(Source material)

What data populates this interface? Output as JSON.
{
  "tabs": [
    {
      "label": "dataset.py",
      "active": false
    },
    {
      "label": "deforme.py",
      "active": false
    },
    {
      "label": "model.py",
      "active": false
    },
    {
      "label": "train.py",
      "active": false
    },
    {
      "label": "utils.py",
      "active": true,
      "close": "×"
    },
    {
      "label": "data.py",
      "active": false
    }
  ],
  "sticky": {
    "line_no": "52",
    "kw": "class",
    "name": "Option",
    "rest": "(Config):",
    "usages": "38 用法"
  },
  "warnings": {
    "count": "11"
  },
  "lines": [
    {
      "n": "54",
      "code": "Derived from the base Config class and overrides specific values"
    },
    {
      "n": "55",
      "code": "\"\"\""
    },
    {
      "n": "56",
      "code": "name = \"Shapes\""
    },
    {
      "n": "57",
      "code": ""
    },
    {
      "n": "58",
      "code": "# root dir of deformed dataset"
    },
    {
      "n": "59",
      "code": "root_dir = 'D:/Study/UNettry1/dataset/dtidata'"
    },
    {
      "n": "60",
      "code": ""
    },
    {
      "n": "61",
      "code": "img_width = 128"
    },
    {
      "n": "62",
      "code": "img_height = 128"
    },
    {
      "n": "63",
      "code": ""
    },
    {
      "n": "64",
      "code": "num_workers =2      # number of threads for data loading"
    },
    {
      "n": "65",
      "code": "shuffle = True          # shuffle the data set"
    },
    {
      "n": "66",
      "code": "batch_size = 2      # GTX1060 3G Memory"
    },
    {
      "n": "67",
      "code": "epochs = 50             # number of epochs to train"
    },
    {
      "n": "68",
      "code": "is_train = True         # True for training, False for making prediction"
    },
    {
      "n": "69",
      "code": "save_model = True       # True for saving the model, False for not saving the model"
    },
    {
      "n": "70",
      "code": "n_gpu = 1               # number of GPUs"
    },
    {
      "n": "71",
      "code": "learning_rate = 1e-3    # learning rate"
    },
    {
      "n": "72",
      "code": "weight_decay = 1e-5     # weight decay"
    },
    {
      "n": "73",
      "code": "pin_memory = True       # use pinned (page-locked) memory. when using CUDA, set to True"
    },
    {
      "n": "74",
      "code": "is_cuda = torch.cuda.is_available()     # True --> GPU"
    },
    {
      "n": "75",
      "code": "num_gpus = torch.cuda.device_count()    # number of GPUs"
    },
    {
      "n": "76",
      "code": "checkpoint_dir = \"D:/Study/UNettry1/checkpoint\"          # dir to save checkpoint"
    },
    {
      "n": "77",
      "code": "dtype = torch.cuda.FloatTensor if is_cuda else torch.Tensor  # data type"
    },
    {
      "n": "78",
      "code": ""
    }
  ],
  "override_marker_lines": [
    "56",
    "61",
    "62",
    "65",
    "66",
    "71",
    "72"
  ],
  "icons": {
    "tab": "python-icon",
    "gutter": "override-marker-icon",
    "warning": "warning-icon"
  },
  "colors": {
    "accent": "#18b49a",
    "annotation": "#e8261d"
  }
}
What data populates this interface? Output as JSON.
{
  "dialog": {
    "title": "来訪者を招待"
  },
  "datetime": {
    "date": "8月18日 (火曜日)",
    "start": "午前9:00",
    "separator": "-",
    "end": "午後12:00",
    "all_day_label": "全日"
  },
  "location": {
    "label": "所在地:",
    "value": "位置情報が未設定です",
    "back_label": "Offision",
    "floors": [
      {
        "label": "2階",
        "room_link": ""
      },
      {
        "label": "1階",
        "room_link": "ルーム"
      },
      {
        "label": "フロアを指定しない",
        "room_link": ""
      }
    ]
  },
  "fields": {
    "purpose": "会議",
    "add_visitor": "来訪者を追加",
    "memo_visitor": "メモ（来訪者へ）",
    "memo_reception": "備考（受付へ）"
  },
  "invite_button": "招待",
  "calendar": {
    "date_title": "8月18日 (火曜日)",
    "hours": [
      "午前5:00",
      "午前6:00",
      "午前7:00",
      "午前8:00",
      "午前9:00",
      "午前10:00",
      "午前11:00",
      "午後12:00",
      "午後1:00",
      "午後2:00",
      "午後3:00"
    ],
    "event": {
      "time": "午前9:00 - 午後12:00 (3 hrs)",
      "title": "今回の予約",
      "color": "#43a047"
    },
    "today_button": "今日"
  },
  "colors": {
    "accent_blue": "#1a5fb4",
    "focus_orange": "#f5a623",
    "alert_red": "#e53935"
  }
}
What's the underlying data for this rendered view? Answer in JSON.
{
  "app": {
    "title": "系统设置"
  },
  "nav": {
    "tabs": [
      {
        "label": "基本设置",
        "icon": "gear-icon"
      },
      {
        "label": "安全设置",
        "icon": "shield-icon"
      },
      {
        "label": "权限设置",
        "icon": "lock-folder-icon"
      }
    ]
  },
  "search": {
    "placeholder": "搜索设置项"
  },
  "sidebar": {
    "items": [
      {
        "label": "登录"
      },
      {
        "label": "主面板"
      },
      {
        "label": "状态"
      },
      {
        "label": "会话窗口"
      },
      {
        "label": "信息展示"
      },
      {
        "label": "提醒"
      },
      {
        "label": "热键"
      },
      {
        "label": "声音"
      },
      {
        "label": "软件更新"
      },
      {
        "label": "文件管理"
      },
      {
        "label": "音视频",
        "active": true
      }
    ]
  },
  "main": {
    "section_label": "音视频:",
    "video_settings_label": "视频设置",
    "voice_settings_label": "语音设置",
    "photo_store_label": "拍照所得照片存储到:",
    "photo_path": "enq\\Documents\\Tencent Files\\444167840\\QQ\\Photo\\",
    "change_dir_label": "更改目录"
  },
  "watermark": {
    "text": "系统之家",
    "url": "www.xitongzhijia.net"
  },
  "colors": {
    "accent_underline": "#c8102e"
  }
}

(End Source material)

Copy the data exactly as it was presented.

What data populates this interface? Output as JSON.
{
  "tabs": [
    {
      "label": "dataset.py",
      "active": false
    },
    {
      "label": "deforme.py",
      "active": false
    },
    {
      "label": "model.py",
      "active": false
    },
    {
      "label": "train.py",
      "active": false
    },
    {
      "label": "utils.py",
      "active": true,
      "close": "×"
    },
    {
      "label": "data.py",
      "active": false
    }
  ],
  "sticky": {
    "line_no": "52",
    "kw": "class",
    "name": "Option",
    "rest": "(Config):",
    "usages": "38 用法"
  },
  "warnings": {
    "count": "11"
  },
  "lines": [
    {
      "n": "54",
      "code": "Derived from the base Config class and overrides specific values"
    },
    {
      "n": "55",
      "code": "\"\"\""
    },
    {
      "n": "56",
      "code": "name = \"Shapes\""
    },
    {
      "n": "57",
      "code": ""
    },
    {
      "n": "58",
      "code": "# root dir of deformed dataset"
    },
    {
      "n": "59",
      "code": "root_dir = 'D:/Study/UNettry1/dataset/dtidata'"
    },
    {
      "n": "60",
      "code": ""
    },
    {
      "n": "61",
      "code": "img_width = 128"
    },
    {
      "n": "62",
      "code": "img_height = 128"
    },
    {
      "n": "63",
      "code": ""
    },
    {
      "n": "64",
      "code": "num_workers =2      # number of threads for data loading"
    },
    {
      "n": "65",
      "code": "shuffle = True          # shuffle the data set"
    },
    {
      "n": "66",
      "code": "batch_size = 2      # GTX1060 3G Memory"
    },
    {
      "n": "67",
      "code": "epochs = 50             # number of epochs to train"
    },
    {
      "n": "68",
      "code": "is_train = True         # True for training, False for making prediction"
    },
    {
      "n": "69",
      "code": "save_model = True       # True for saving the model, False for not saving the model"
    },
    {
      "n": "70",
      "code": "n_gpu = 1               # number of GPUs"
    },
    {
      "n": "71",
      "code": "learning_rate = 1e-3    # learning rate"
    },
    {
      "n": "72",
      "code": "weight_decay = 1e-5     # weight decay"
    },
    {
      "n": "73",
      "code": "pin_memory = True       # use pinned (page-locked) memory. when using CUDA, set to True"
    },
    {
      "n": "74",
      "code": "is_cuda = torch.cuda.is_available()     # True --> GPU"
    },
    {
      "n": "75",
      "code": "num_gpus = torch.cuda.device_count()    # number of GPUs"
    },
    {
      "n": "76",
      "code": "checkpoint_dir = \"D:/Study/UNettry1/checkpoint\"          # dir to save checkpoint"
    },
    {
      "n": "77",
      "code": "dtype = torch.cuda.FloatTensor if is_cuda else torch.Tensor  # data type"
    },
    {
      "n": "78",
      "code": ""
    }
  ],
  "override_marker_lines": [
    "56",
    "61",
    "62",
    "65",
    "66",
    "71",
    "72"
  ],
  "icons": {
    "tab": "python-icon",
    "gutter": "override-marker-icon",
    "warning": "warning-icon"
  },
  "colors": {
    "accent": "#18b49a",
    "annotation": "#e8261d"
  }
}
What data populates this interface? Output as JSON.
{
  "dialog": {
    "title": "来訪者を招待"
  },
  "datetime": {
    "date": "8月18日 (火曜日)",
    "start": "午前9:00",
    "separator": "-",
    "end": "午後12:00",
    "all_day_label": "全日"
  },
  "location": {
    "label": "所在地:",
    "value": "位置情報が未設定です",
    "back_label": "Offision",
    "floors": [
      {
        "label": "2階",
        "room_link": ""
      },
      {
        "label": "1階",
        "room_link": "ルーム"
      },
      {
        "label": "フロアを指定しない",
        "room_link": ""
      }
    ]
  },
  "fields": {
    "purpose": "会議",
    "add_visitor": "来訪者を追加",
    "memo_visitor": "メモ（来訪者へ）",
    "memo_reception": "備考（受付へ）"
  },
  "invite_button": "招待",
  "calendar": {
    "date_title": "8月18日 (火曜日)",
    "hours": [
      "午前5:00",
      "午前6:00",
      "午前7:00",
      "午前8:00",
      "午前9:00",
      "午前10:00",
      "午前11:00",
      "午後12:00",
      "午後1:00",
      "午後2:00",
      "午後3:00"
    ],
    "event": {
      "time": "午前9:00 - 午後12:00 (3 hrs)",
      "title": "今回の予約",
      "color": "#43a047"
    },
    "today_button": "今日"
  },
  "colors": {
    "accent_blue": "#1a5fb4",
    "focus_orange": "#f5a623",
    "alert_red": "#e53935"
  }
}
What's the underlying data for this rendered view? Answer in JSON.
{
  "app": {
    "title": "系统设置"
  },
  "nav": {
    "tabs": [
      {
        "label": "基本设置",
        "icon": "gear-icon"
      },
      {
        "label": "安全设置",
        "icon": "shield-icon"
      },
      {
        "label": "权限设置",
        "icon": "lock-folder-icon"
      }
    ]
  },
  "search": {
    "placeholder": "搜索设置项"
  },
  "sidebar": {
    "items": [
      {
        "label": "登录"
      },
      {
        "label": "主面板"
      },
      {
        "label": "状态"
      },
      {
        "label": "会话窗口"
      },
      {
        "label": "信息展示"
      },
      {
        "label": "提醒"
      },
      {
        "label": "热键"
      },
      {
        "label": "声音"
      },
      {
        "label": "软件更新"
      },
      {
        "label": "文件管理"
      },
      {
        "label": "音视频",
        "active": true
      }
    ]
  },
  "main": {
    "section_label": "音视频:",
    "video_settings_label": "视频设置",
    "voice_settings_label": "语音设置",
    "photo_store_label": "拍照所得照片存储到:",
    "photo_path": "enq\\Documents\\Tencent Files\\444167840\\QQ\\Photo\\",
    "change_dir_label": "更改目录"
  },
  "watermark": {
    "text": "系统之家",
    "url": "www.xitongzhijia.net"
  },
  "colors": {
    "accent_underline": "#c8102e"
  }
}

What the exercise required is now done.